Aim of the exercise - Only the records, exactly as written, belong in the answer; pictures do not.

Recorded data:
◆ ◆ ◆ ◆
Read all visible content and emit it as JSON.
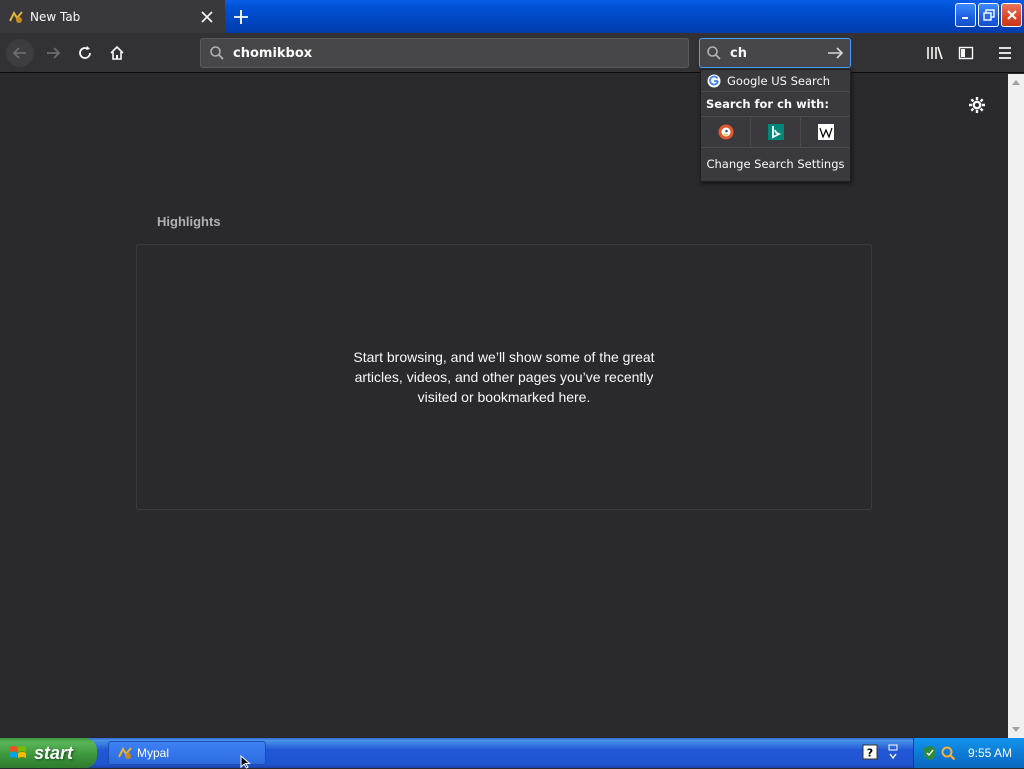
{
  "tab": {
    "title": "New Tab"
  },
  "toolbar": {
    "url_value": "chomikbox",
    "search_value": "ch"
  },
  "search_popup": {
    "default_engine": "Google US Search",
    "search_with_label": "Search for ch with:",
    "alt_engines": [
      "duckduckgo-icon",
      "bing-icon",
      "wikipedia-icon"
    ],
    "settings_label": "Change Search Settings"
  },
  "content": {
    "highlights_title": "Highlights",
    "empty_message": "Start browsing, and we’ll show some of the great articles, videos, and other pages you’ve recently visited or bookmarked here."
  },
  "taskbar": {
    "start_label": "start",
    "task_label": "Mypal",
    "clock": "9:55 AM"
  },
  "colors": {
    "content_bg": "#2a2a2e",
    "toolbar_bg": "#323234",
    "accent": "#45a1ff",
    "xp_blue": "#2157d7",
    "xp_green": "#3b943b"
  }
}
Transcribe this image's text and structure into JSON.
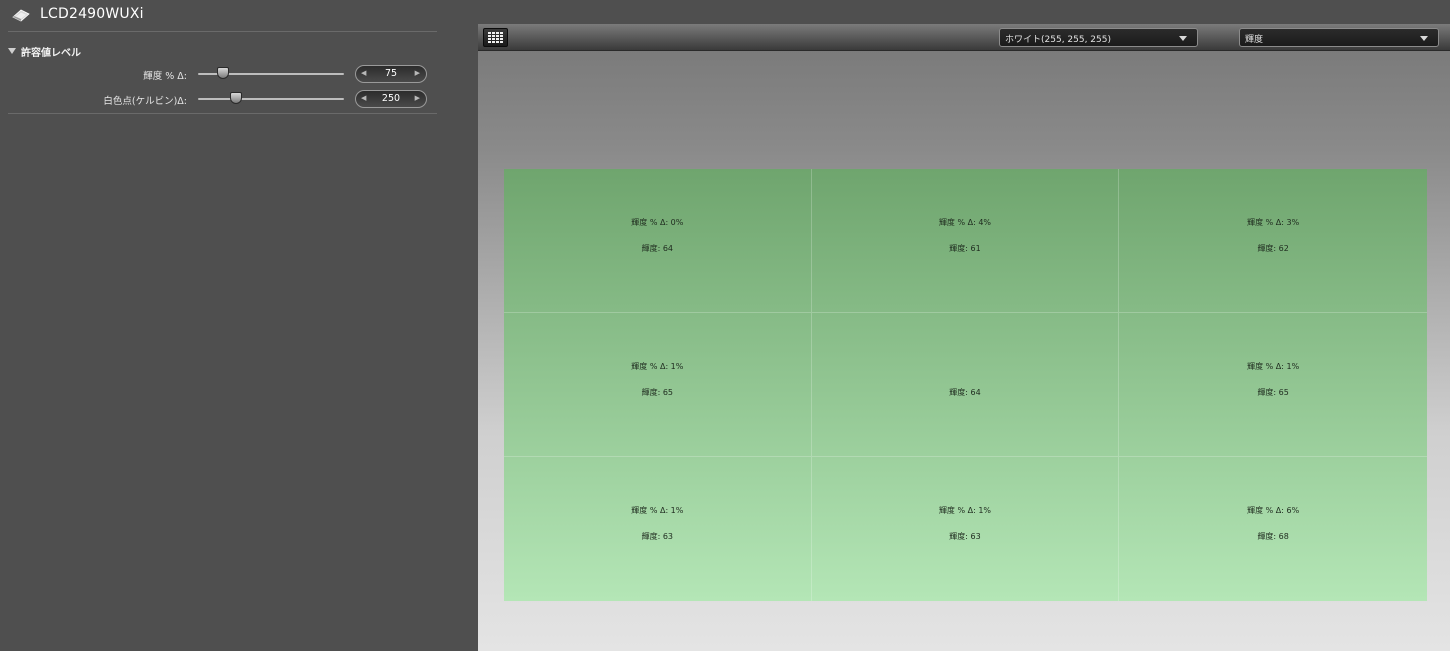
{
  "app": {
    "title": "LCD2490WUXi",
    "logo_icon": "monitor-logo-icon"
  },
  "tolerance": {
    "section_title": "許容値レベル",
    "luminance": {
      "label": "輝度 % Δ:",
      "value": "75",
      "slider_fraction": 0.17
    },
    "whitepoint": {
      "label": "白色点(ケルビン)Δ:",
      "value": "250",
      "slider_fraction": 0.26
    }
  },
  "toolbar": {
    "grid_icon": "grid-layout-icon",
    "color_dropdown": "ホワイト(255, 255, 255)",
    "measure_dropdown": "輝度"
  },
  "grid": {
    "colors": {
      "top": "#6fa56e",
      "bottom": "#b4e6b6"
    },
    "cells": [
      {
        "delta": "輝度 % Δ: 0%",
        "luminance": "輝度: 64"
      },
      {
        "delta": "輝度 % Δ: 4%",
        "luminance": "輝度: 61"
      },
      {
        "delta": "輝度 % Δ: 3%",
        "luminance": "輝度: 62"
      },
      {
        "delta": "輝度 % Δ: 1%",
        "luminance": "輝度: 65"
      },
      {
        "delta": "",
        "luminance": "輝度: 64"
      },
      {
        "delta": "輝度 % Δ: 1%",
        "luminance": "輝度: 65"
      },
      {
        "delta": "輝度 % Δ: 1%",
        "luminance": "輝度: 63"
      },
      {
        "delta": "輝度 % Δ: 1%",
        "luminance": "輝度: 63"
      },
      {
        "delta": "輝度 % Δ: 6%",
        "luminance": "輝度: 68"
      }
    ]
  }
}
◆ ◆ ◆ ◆
Expected answer -
Read all visible content and emit it as JSON.
{
  "tab": {
    "title": "New Tab"
  },
  "toolbar": {
    "url_value": "chomikbox",
    "search_value": "ch"
  },
  "search_popup": {
    "default_engine": "Google US Search",
    "search_with_label": "Search for ch with:",
    "alt_engines": [
      "duckduckgo-icon",
      "bing-icon",
      "wikipedia-icon"
    ],
    "settings_label": "Change Search Settings"
  },
  "content": {
    "highlights_title": "Highlights",
    "empty_message": "Start browsing, and we’ll show some of the great articles, videos, and other pages you’ve recently visited or bookmarked here."
  },
  "taskbar": {
    "start_label": "start",
    "task_label": "Mypal",
    "clock": "9:55 AM"
  },
  "colors": {
    "content_bg": "#2a2a2e",
    "toolbar_bg": "#323234",
    "accent": "#45a1ff",
    "xp_blue": "#2157d7",
    "xp_green": "#3b943b"
  }
}
Transcribe this image's text and structure into JSON.
{
  "app": {
    "title": "LCD2490WUXi",
    "logo_icon": "monitor-logo-icon"
  },
  "tolerance": {
    "section_title": "許容値レベル",
    "luminance": {
      "label": "輝度 % Δ:",
      "value": "75",
      "slider_fraction": 0.17
    },
    "whitepoint": {
      "label": "白色点(ケルビン)Δ:",
      "value": "250",
      "slider_fraction": 0.26
    }
  },
  "toolbar": {
    "grid_icon": "grid-layout-icon",
    "color_dropdown": "ホワイト(255, 255, 255)",
    "measure_dropdown": "輝度"
  },
  "grid": {
    "colors": {
      "top": "#6fa56e",
      "bottom": "#b4e6b6"
    },
    "cells": [
      {
        "delta": "輝度 % Δ: 0%",
        "luminance": "輝度: 64"
      },
      {
        "delta": "輝度 % Δ: 4%",
        "luminance": "輝度: 61"
      },
      {
        "delta": "輝度 % Δ: 3%",
        "luminance": "輝度: 62"
      },
      {
        "delta": "輝度 % Δ: 1%",
        "luminance": "輝度: 65"
      },
      {
        "delta": "",
        "luminance": "輝度: 64"
      },
      {
        "delta": "輝度 % Δ: 1%",
        "luminance": "輝度: 65"
      },
      {
        "delta": "輝度 % Δ: 1%",
        "luminance": "輝度: 63"
      },
      {
        "delta": "輝度 % Δ: 1%",
        "luminance": "輝度: 63"
      },
      {
        "delta": "輝度 % Δ: 6%",
        "luminance": "輝度: 68"
      }
    ]
  }
}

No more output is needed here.